Manmohan Singh heads for St. Petersburg G20 Summit
Sep 02 2013 , New Delhi
“Currency swap among BRICS will be discussed…It will not be part of G-20 but on the sidelines. BRICS will be updating on what they have agreed upon last year for $100 billion currency reserve fund,” planning commission deputy chairman, Montek Singh Ahluwalia, who is India’s sherpa at G-20, said.
The five-nation BRICS comprise India, Brazil, Russia, China and South Africa. India, Brazil and South Africa are among the emerging economies which have witnessed sharp depreciation of their currencies in recent weeks and this currency reserve fund will help ease short-term foreign currency liquidity pressure
Currency volatility will be important part of G-20 summit beginning on September 5, Ahluwalia said adding anticipated withdrawal of quantitative easing in the United States will lead to change in flow of currency leading to volatility. It would be in national interest of those advanced countries to calibrate QE tapering in a manner that keeps in mind the impact on emerging countries like India.
India and other emerging economies are keen that the spillover effect of QE tapering is minimal in developing countries, Ahluwalia told reporters on Saturday, shortly before his departure to St Petersburg..
Ahluwalia, however, said an announcement by BRICS on the Brics development bank is unlikely at St Ptersburg as more work was needed. BRICS has proposed to set up the bank with $50 billion initial capital with each of the five-member countries contributing $10 billion.
Last week, People’s Bank of China (China’s central Bank) deputy governor, Yi Gang said in Beijing that BRICS group have agreed on the ratio of contributions, operation mechanisms, governance structure and loan-to-value ratio of this contingent reserve arrangement that is the BRICS currency swap arrangement.. There will be more consensus on the arrangement in St Petersburg and expected this arrangement to be launched in foreseeable future.
China, which is a current account surplus country with huge foreign exchange reserves of close to $3 trillion, will be major contributor to the BRICS currency fund and indications are half of the $100 billion would be contributed by Beijing.
India already has currency swap arrangement with Japan. Ahluwalia made it clear that currency swap is not rupee trade.
“This is not bilateral currency settlement,” he said adding It is a straightforward cooperation in liquidity. The five BRICS countries will agree to make certain amount of foreign currency available. The country in need of foreign currency will draw from the pool to meet its short-term requirement. It is a cooperative arrangement. There will be certain rules for drawing from the pool, he said.
The first level of safety net is foreign exchange reserve. The second level of safety net is informal arrangement like currency swap arrangement, Ahluwalia said.
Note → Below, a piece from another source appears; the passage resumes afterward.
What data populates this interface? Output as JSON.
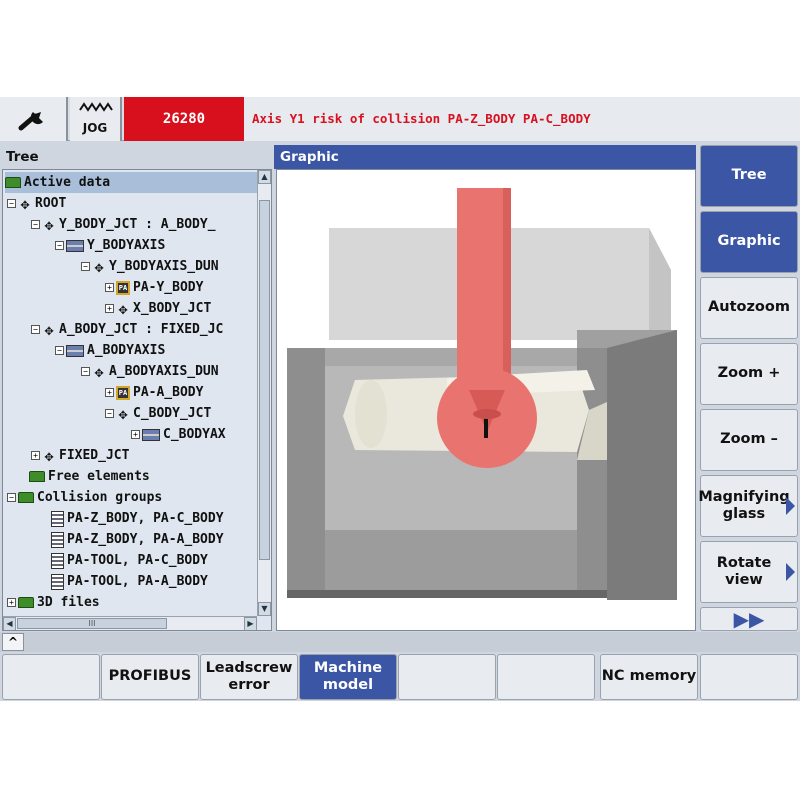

The third form of safety net is seeking a loan from International Monetary Fund, where loans are made available with certain conditionalities.
Ahluwalia was categorical in saying that the possibility of India looking at the third option of IMF did not arise as India had a very comfortable foreign exchange reserves of around $280 billion
“I am not aware of any plans to go to IMF. I don’t think our current situation warrant that. We do not need to go. We have adequate foreign exchange reserves,” Ahluwalia said emphasizing “It is not in agenda.”
Ahluwalia said the issue of energy subsidy too would come up at G-20 meeting and India was in agreement with G-20 that “we must cut down fossil fuel excepting the targeted ones.”
“We do not have any real difference in this broad approach,” Ahluwalia said India has made only commitment to G-20 to keep fiscal deficit at 4.8 per cent of GDP this financial year. Both Prime Minister Manmohan Singh and Finance Minister P Chidamaram have made it amply clear that is a “red-line” and would not be crossed.
When pointed out that fiscal deficit at the end of July was already 63 per cent of the budgeted target for the whole year, Ahluwalia hinted if there was need to cut plan expenditure as was the case last year, planning commission would not have any hesitation.
“If we are asked to do so (cut plan expenditure), we will cooperate,”Ahluwalia said adding any such cut would be contemplated only when revised estimates are prepared for plan expenditure in November,
He also said the current account deficit will be kept at targeted level of $70 billion or 3.7 per cent of GDP this financial year. But the current account deficit in the first quarter of this financial year would be higher than 3.7 per cent of GDP as there was unusually high gold imports in the month of April and May. Gold imports have since started decreasing due to several actions taken by the finance ministry and RBI.